Press Release on joint EANM-EAN publication:
Guiding the prescription of brain FDG-PET in neurodegenerative conditions
Brain positron emission tomography (PET) with F-18 fluorodeoxyglucose has long been used in the diagnostic procedure of Alzheimer’s disease and related disorders to detect regions of cerebral hypometabolism, i.e., to identify parts of the brain that consume less glucose than expected, and thus work less than normal, due to neurodegeneration. With this function of detecting presence and location of brain damage even at early stages of neurodegenerative diseases, brain FDG-PET can be considered, together with magnetic resonance imaging, the first biomarker ever used in the field. Surprisingly, however, guidelines or recommendations for its clinical use had never been produced, at odds with other much more recent biomarkers, like for example the PET using tracers to detect the pathological amyloid brain protein, the typical hallmark of Alzheimer’s disease.

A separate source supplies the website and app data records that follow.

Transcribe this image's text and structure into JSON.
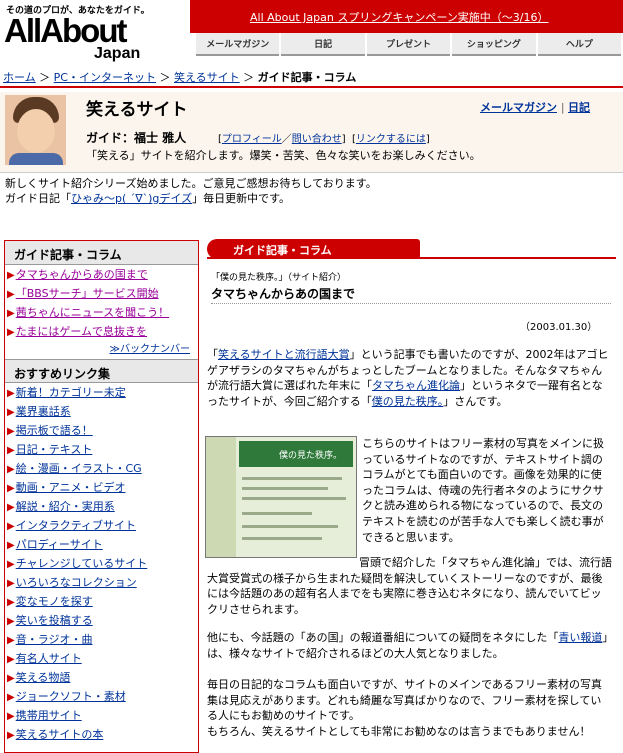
{
  "header": {
    "tagline": "その道のプロが、あなたをガイド。",
    "logo_main": "AllAbout",
    "logo_sub": "Japan",
    "campaign": "All About Japan スプリングキャンペーン実施中（〜3/16）",
    "nav": [
      "メールマガジン",
      "日記",
      "プレゼント",
      "ショッピング",
      "ヘルプ"
    ]
  },
  "breadcrumb": {
    "items": [
      "ホーム",
      "PC・インターネット",
      "笑えるサイト"
    ],
    "separator": "＞",
    "current": "ガイド記事・コラム"
  },
  "guide": {
    "site_title": "笑えるサイト",
    "links": [
      "メールマガジン",
      "日記"
    ],
    "name": "ガイド：福士 雅人",
    "profile_link": "プロフィール",
    "contact_link": "問い合わせ",
    "link_link": "リンクするには",
    "description": "「笑える」サイトを紹介します。爆笑・苦笑、色々な笑いをお楽しみください。"
  },
  "notice": {
    "line1": "新しくサイト紹介シリーズ始めました。ご意見ご感想お待ちしております。",
    "line2_prefix": "ガイド日記「",
    "line2_link": "ひゃみ〜p( ´∇`)gデイズ",
    "line2_suffix": "」毎日更新中です。"
  },
  "sidebar": {
    "section1_title": "ガイド記事・コラム",
    "section1_items": [
      "タマちゃんからあの国まで",
      "「BBSサーチ」サービス開始",
      "茜ちゃんにニュースを聞こう！",
      "たまにはゲームで息抜きを"
    ],
    "backnumber": "≫バックナンバー",
    "section2_title": "おすすめリンク集",
    "section2_items": [
      "新着！カテゴリー未定",
      "業界裏話系",
      "掲示板で語る！",
      "日記・テキスト",
      "絵・漫画・イラスト・CG",
      "動画・アニメ・ビデオ",
      "解説・紹介・実用系",
      "インタラクティブサイト",
      "パロディーサイト",
      "チャレンジしているサイト",
      "いろいろなコレクション",
      "変なモノを探す",
      "笑いを投稿する",
      "音・ラジオ・曲",
      "有名人サイト",
      "笑える物語",
      "ジョークソフト・素材",
      "携帯用サイト",
      "笑えるサイトの本"
    ]
  },
  "main": {
    "tab_label": "ガイド記事・コラム",
    "kicker": "「僕の見た秩序。」（サイト紹介）",
    "title": "タマちゃんからあの国まで",
    "date": "（2003.01.30）",
    "p1": [
      "「",
      "笑えるサイトと流行語大賞",
      "」という記事でも書いたのですが、2002年はアゴヒゲアザラシのタマちゃんがちょっとしたブームとなりました。そんなタマちゃんが流行語大賞に選ばれた年末に「",
      "タマちゃん進化論",
      "」というネタで一躍有名となったサイトが、今回ご紹介する「",
      "僕の見た秩序。",
      "」さんです。"
    ],
    "p2a": "こちらのサイトはフリー素材の写真をメインに扱っているサイトなのですが、テキストサイト調のコラムがとても面白いのです。画像を効果的に使ったコラムは、侍魂の先行者ネタのようにサクサクと読み進められる物になっているので、長文のテキストを読むのが苦手な人でも楽しく読む事ができると思います。",
    "p2b": "冒頭で紹介した「タマちゃん進化論」では、流行語大賞受賞式の様子から生まれた疑問を解決していくストーリーなのですが、最後には今話題のあの超有名人までをも実際に巻き込むネタになり、読んでいてビックリさせられます。",
    "p3": [
      "他にも、今話題の「あの国」の報道番組についての疑問をネタにした「",
      "青い報道",
      "」は、様々なサイトで紹介されるほどの大人気となりました。"
    ],
    "p4": "毎日の日記的なコラムも面白いですが、サイトのメインであるフリー素材の写真集は見応えがあります。どれも綺麗な写真ばかりなので、フリー素材を探している人にもお勧めのサイトです。",
    "p5": "もちろん、笑えるサイトとしても非常にお勧めなのは言うまでもありません！",
    "screenshot_caption": "僕の見た秩序。"
  }
}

Based on this lack, two European scientific societies, the European Association of Nuclear Medicine and the European Academy of Neurology, have undertaken the initiative of formulating recommendations for the clinical use of the exam. The recommendations are aimed to help clinicians in using FDG-PET in the most fruitful and cost-effective way, while diagnosing Alzheimer’s disease and the other neurodegenerative conditions associated with cognitive impairment, that need to be discriminated one another in order to plan the best treatment options and to formulate a prognostic evaluation.
The two societies nominated a panel of specialists from different European countries, with direct expertise both in the clinical and research aspects of brain FDG-PET: Flavio Nobili, leading the initiative, from the Dept of Neuroscience, University and IRCCS Polyclinic S. Martino in Genoa, Italy, Zuzana Walker, Femke Bouwmann, Federica Agosta, Peter Nestor, Alexander Drzezga and Javier Arbizu. Panelists were helped by a group of facilitators, led by Marina Boccardi, from the team of Giovanni Frisoni, at University of Geneva, Switzerland and IRCCS S. Giovanni di Dio-Fatebenefratelli in Brescia, Italy. They performed an extensive work in order to base the required recommendations on scientific evidence of utility of the exam. From the wide scientific production on FDG-PET, the facilitators extracted the quantitative indices of utility, and summarized them in order to answer as many as 21 clinical questions, entailing the utility of the exam in different diagnostic scenarios, and relative to the use of semi-quantitative tools to assist scan reading. Using solid methodology, facilitators also assessed the scientific strength of such evidence, allowing the panel of experts to make decisions grounded as much as possible on scientific data.
This extensive work also offered the chance to highlight the limitations of the available scientific studies on FDG-PET, and a precious set of methodological improvements and research priorities has been published, together with the evidence extracted from the literature to outline the recommendations, in press on a dedicated issue on the European Journal of Nuclear Medicine and Molecular Imaging
(DOI: 10.1007/s00259-018-4031-2; 10.1007/s00259-018-4032-1; 10.1007/s00259-018-4034-z; 10.1007/s00259-018- 4035-y; 10.1007/s00259-018-4030-3; 10.1007/s00259-018-4033-0; 10.1007/s00259- 018-4024-1; 10.1007/s00259-018-4039-7; 10.1007/s00259-018-4027-y). This complex work is pivot to the next era of precision medicine for the field of dementing neurodegenerative conditions: completing the validation of biomarkers according to the latest methodological standard will allow their most versatile and cost-effective use, boosting drug development and improving time and reliability of diagnosis.